2. The worst opportunity for a candidate to kick start a career is against an incumbent. In what is known as the incumbent advantage, incumbents enjoy the support of majority of PACs and swing-contributors. The types of groups which a candidate running against an incumbent can bet to get support from are ideological and single issue groups, along with labor unions. Yet these prefer to direct their money towards the incumbent 75% of the time. So, the following lesson can be drawn from this: statistically it is better for a candidate to wait rather than run against an incumbent. The incumbent has both the advantage in terms of donors and the people, to whom the candidate can say, “You’ve elected me and I therefore have experience, unlike my opponent.” Exceptions to this are dependent on extraordinary circumstances.

One such extraordinary circumstance is the election of Gov. Ted Strickland (D-OH) who had the misfortune of taking office in Jan 2007, right before the full swing of the Great Recession. This was cataclysmic for his future prospects. As the incumbent, he took both blame and praise alike. In this instance it was the blame of governing one of the worst affected states in the nation. Being thus tainted he lost, albeit narrowly, to the Republican challenger John Kasich in 2010. That such events can have long term effects can be seen in the fact that Gov. Strickland lost his bid for U.S. Senator this past November, after being campaigned against as “a governor who ran the state's finances into the ground.”

However, cataclysms are not the only events which can lead to opportunities for newcomers. Incumbents and establishment figures often provide the nails for their own coffins in the form of scandals. Another governor, Jim Gibbons (R-NV), had a stellar record. As a Nevada native, a war hero, and a Congressman, he had all the makings necessary for a successful governorship. However, it wasn’t the Recession that did him in. It was a series of scandals, including extramarital affairs, which made Gibbons morally repugnant to the Nevada GOP leadership. They feared losing both donors and the public. So Gibbons ended up losing the 2010 GOP primary to his successor, Brian Sandoval. Sandoval has gone on to win two gubernatorial elections. This is the power of scandals over incumbents. They always have some effect. However, they are most effective when both true and indisputable. Reputation takes a lifetime to build but only seconds to destroy.

3. Every aspiring politician should have the ability to find and keep talented advisors. Advisors serve an important function and are often the crux behind every politician’s support system: no one can be a specialist at everything. This can be quite problematic, especially if someone is asked to manage a project without having the best background for it. At this point one either has to find an advisor or face the prospect of bad performance. The better choice is obvious. Throughout history there have been various pairs of statesmen and their advisors. Augustus and Agrippa, Louis XIII and Richelieu, Carter and Brzezinski are some of the more famous examples. Although in more recent times leaders have favored panels of advisors, the ability to make sure that those advisors have certain qualities is still relevant and crucial.

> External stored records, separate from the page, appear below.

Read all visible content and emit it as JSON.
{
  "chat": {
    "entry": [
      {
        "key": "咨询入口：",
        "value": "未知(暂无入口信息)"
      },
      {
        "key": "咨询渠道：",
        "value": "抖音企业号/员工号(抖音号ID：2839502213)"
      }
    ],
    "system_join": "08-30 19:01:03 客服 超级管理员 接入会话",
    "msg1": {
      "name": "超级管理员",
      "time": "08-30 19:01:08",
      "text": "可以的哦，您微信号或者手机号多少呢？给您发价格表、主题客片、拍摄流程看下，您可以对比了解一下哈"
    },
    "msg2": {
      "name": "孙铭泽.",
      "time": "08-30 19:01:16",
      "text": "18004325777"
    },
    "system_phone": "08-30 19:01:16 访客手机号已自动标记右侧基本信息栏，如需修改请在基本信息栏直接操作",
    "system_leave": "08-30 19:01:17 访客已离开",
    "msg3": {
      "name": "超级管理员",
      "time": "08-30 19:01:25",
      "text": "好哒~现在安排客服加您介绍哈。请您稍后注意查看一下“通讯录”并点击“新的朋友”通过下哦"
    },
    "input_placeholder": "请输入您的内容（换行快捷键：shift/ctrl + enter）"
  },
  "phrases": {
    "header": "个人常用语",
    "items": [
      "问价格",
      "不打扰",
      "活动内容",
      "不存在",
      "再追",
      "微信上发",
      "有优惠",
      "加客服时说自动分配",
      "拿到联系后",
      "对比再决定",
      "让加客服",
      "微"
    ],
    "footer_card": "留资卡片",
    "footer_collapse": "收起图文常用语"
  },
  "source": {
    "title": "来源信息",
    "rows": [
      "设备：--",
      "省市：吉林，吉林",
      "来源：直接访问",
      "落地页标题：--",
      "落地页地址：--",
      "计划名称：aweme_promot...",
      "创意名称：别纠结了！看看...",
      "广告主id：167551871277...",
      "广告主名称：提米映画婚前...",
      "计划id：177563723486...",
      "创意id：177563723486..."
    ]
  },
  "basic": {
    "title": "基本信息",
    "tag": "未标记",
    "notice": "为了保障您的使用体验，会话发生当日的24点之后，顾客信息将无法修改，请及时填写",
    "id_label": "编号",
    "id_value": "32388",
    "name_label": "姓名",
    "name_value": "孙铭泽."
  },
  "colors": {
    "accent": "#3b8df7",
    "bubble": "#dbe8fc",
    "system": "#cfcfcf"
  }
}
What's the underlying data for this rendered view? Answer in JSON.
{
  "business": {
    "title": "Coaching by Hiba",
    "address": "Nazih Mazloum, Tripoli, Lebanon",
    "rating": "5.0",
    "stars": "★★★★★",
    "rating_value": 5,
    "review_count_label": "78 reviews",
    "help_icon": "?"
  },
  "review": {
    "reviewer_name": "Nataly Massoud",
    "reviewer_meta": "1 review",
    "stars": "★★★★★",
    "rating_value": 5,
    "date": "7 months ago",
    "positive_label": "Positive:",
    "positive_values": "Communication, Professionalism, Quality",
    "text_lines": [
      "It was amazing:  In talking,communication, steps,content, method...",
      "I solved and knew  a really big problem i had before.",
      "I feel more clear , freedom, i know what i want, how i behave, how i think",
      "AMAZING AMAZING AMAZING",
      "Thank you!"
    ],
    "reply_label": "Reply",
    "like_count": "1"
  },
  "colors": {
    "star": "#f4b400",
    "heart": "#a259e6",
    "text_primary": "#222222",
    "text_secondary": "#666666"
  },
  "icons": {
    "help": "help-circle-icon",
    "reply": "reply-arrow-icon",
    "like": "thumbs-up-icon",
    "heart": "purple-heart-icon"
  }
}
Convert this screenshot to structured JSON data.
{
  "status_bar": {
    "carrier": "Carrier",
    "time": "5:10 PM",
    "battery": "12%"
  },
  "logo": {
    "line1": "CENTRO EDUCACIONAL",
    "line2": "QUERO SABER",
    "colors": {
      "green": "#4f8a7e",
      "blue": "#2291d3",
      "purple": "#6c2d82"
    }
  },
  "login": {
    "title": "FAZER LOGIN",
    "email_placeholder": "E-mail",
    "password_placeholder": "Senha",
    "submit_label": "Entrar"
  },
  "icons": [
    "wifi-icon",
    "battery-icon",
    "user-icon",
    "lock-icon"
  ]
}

It is important that advisors are capable, innovative, and loyal. To have an advisor who is either going to end up as deadweight or sell-out to the other side is worse than to have no advisor at all. An advisor who simply does what is told is bearable but serves limited use. Someone who is intellectually flaccid may help bear the load of whatever comes up but does not contribute the necessary brainpower needed for growth and addressing concerns. Therefore, it is good to develop the discernment needed for finding advisors who are not only capable but more than walking corpses. The earlier this potential can be found and the advisor brought into the fold the better. It will allow for the advisor to be an organically integrated part of the team.

return to top